type a motion pertinent to the review, the
possibility of disclosure might increase.
Thus, we decide that the court's reason is valid.
Nonetheless, in light of our decision to remand, we note
that we know of nothing that prevents the trial court from
reevaluating its decision barring appellant's counsel from
participation in the in camera document review process.
We have no quarrel with the trial court's determining
that a possibility of inadvertent release militates against
allowing the Journal's attorney to review the documents.
However, there are cogent reasons for allowing the

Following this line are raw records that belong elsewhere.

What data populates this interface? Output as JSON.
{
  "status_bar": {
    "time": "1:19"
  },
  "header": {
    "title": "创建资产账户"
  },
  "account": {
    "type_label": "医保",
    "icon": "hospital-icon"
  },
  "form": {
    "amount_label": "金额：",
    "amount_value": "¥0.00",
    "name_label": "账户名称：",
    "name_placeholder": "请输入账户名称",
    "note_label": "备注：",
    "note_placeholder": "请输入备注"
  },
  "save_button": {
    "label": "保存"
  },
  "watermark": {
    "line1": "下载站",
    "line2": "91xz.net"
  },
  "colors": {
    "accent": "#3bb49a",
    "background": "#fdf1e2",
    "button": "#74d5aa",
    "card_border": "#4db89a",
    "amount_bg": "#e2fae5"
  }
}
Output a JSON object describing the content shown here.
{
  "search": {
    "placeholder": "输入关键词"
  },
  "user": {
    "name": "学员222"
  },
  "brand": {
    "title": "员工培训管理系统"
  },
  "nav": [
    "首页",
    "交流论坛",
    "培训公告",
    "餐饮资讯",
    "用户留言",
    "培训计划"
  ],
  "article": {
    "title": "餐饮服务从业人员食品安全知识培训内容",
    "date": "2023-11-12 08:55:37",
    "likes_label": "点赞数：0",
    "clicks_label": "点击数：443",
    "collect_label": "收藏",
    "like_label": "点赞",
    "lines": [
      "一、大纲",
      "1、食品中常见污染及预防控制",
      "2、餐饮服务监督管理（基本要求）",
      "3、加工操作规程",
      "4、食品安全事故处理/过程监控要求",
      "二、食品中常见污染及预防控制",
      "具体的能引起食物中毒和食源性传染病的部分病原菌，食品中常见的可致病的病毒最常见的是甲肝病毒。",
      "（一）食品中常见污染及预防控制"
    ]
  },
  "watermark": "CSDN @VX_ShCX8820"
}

advocacy process to take place in this situation.
As counsel for the Journal points out, complete denial of
access requires that the Journal litigate in the dark.

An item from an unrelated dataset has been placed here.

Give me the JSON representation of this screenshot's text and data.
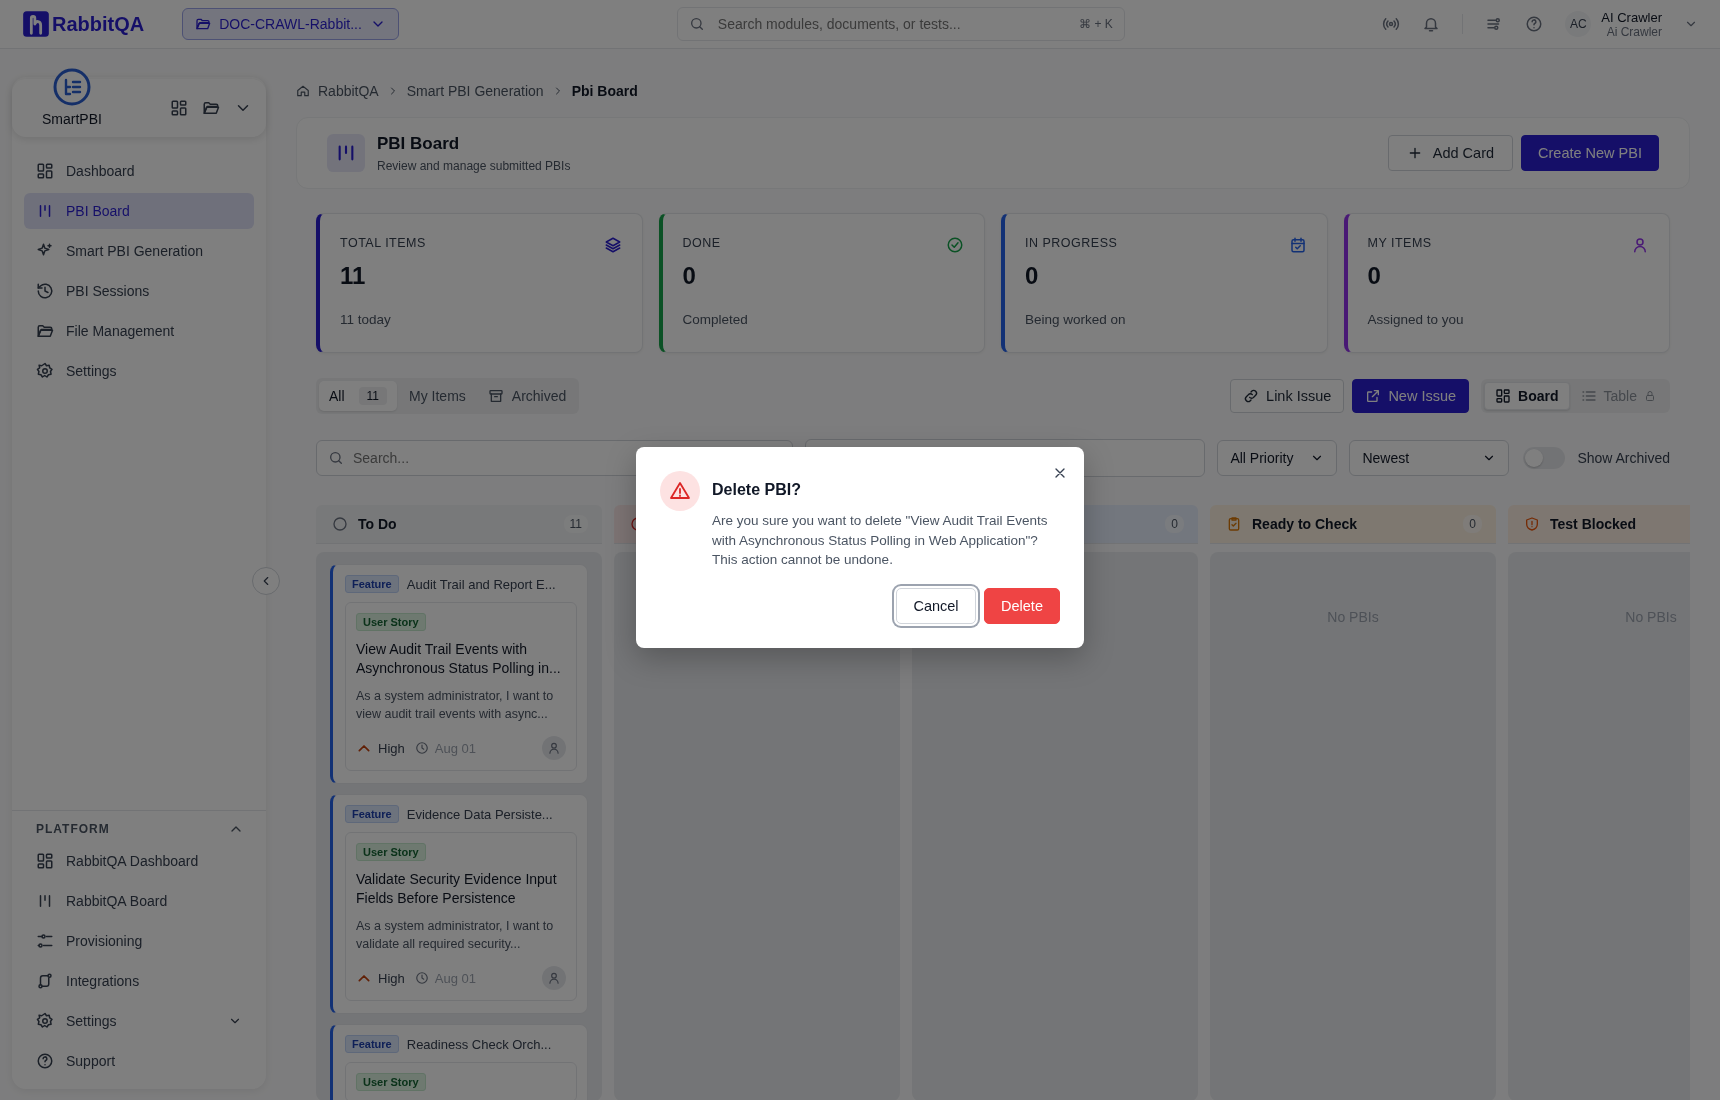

Review could well diminish the number of documents in dispute.
Further, review could bring into sharper relief
the competing interests implicated.
As a practical matter, review could provide this court
with a better record from which to evaluate the
soundness of the court's findings of fact.
In determining whether to allow the Journal's counsel access
to the documents on remand, the trial court might be well
served to weigh these, and other reasons for counsel to
review, against any reasons for denial, including
well-founded concerns regarding improper disclosure.
Finally, we find error in the trial court's
application of the balancing test.
The trial court found that there existed no public
interest in releasing these public records.
It then found that the slight possibility of harm to the
investigation posed by release outweighed a nonexistent
public interest in disclosure.
This is an incorrect application of public records law.
The public records law reflects a legislative determination that
the public interest favors inspection of public records.
Hathaway v. Joint School Dist. No. 1,
116 Wis.2d 388, 397,
342 N.W.2d 682, 687 (1984).
The law was intended to be a means by which citizens could
more effectively monitor the activities of government.
Comment Public Access to Law Enforcement Records in Wisconsin,
68 Marq. L. Rev. 705, 714 (1985).
There can thus never be occasion for finding "no public interest"
in disclosure of such documents; the interest
is legislatively presumed.
See Breier, 89 Wis.2d at 438, 279 N.W.2d at 189.
Therefore, the trial court, after finding facts as to any
public interests in secrecy implicated by the documents,
must balance the legislatively presumed interests in
openness and public scrutiny against the public policy
considerations that weigh against inspection and determine
whether the latter are sufficient to outweigh the former.
See Aagerup, 145 Wis.2d at 825-27, 429 N.W.2d at 775-76.
Wisconsin courts recognize that records pertinent to
ongoing criminal investigations may implicate an
overriding public interest in preserving secrecy.
Breier, 89 Wis.2d at 438, 279 N.W.2d at 189.
If the court finds that the Kassens murder investigation is
ongoing and that interests in secrecy are implicated here, it
must then determine which is weightier Ä the legislative
presumption of release or the interest in secrecy.
If the court concludes that the interests in crime detection
outweigh those in openness, the file may remain
unavailable to the public.
If, however, the court finds that disclosing only a portion of a
document or of the file as a whole is prejudicial, it must
order that portion alone cloaked from public view.
State ex rel. Youmans v. Owens,
28 Wis.2d 672, 683,
137 N.W.2d 470, 475 (1965).
By the Court. Ä
Orders reversed and cause remanded with directions.
[fn1] Section 19.85(1)(d), Stats., permitting
closed meetings regarding strategies
for crime detection, is applicable
to written records.
Journal/Sentinel, Inc. v. Aagerup,
145 Wis.2d 818, 822,
429 N.W.2d 772, 774 (Ct. App. 1988).
[fn2] Appellants argue that the statutory
citations relied on by Chief Call
were incorrect and irrelevant.
Our concern, however, is with
the reasons recited, and not
their statutory source.
The specificity requirement mandates the
recital of public policy reasons for refusing
release and mere citation to the exemption
statute is not sufficient.
145 Wis.2d at 823,
429 N.W.2d at 774.
[fn3] Section 19.37(1)(a), Stats., states, in
pertinent part, that
"[t]he court may permit the parties
or their attorneys to have access
to the requested record under
restrictions or protective orders
as the court deems appropriate."